* **EXERCISE GOAL**
Read through the listing and copy every line that contains the word "Beautifully".

* **RECORDS SUPPLIED**
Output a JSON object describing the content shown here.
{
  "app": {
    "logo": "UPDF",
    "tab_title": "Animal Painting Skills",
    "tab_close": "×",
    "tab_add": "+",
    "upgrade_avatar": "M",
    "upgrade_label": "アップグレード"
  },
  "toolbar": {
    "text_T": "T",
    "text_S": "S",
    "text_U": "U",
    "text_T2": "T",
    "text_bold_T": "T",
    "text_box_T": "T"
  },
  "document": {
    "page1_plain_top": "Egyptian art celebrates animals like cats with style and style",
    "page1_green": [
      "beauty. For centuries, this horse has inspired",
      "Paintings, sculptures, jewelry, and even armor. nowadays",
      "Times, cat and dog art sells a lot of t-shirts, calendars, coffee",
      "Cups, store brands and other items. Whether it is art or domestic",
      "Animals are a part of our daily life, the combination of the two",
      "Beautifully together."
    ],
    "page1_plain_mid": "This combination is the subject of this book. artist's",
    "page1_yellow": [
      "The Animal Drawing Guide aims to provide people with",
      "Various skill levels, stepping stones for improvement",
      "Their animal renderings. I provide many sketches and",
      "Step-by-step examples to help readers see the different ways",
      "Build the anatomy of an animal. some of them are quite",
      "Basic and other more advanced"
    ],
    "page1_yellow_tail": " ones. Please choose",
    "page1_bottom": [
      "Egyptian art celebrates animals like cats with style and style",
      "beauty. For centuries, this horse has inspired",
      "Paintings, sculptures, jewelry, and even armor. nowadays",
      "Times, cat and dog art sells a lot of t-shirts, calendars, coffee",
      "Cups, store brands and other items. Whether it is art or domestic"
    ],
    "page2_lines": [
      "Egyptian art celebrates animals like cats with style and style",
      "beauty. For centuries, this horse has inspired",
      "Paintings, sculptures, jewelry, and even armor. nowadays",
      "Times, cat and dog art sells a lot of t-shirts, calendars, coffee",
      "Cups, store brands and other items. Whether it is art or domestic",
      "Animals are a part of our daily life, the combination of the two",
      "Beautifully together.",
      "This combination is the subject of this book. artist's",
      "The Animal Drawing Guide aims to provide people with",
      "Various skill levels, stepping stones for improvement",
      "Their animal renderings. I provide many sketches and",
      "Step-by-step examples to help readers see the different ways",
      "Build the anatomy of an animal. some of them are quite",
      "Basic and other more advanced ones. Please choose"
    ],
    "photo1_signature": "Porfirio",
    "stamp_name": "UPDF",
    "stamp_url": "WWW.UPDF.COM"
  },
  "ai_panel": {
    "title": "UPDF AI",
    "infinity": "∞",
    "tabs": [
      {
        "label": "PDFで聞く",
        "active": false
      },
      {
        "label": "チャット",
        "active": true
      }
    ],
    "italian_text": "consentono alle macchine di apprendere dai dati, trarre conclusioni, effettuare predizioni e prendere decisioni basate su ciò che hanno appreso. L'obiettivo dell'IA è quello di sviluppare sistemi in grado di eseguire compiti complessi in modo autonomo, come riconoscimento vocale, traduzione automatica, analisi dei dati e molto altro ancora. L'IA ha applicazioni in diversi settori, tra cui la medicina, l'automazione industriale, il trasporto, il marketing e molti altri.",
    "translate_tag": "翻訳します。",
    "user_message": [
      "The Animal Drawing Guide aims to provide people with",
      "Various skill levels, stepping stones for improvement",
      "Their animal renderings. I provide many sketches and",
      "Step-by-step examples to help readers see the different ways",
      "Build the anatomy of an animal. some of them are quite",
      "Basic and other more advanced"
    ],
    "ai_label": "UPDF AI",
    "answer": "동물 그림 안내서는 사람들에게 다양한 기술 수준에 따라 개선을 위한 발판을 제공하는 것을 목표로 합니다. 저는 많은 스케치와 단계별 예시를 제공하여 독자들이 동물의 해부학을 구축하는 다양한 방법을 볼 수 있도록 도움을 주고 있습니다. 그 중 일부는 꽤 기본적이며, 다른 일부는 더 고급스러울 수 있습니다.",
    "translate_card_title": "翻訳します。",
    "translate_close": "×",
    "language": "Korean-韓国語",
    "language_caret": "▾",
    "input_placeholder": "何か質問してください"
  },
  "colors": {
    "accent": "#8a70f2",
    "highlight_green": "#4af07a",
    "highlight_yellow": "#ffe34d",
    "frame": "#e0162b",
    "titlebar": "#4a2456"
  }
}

* **RESPONSE AREA**
      "Beautifully together."
      "Beautifully together.",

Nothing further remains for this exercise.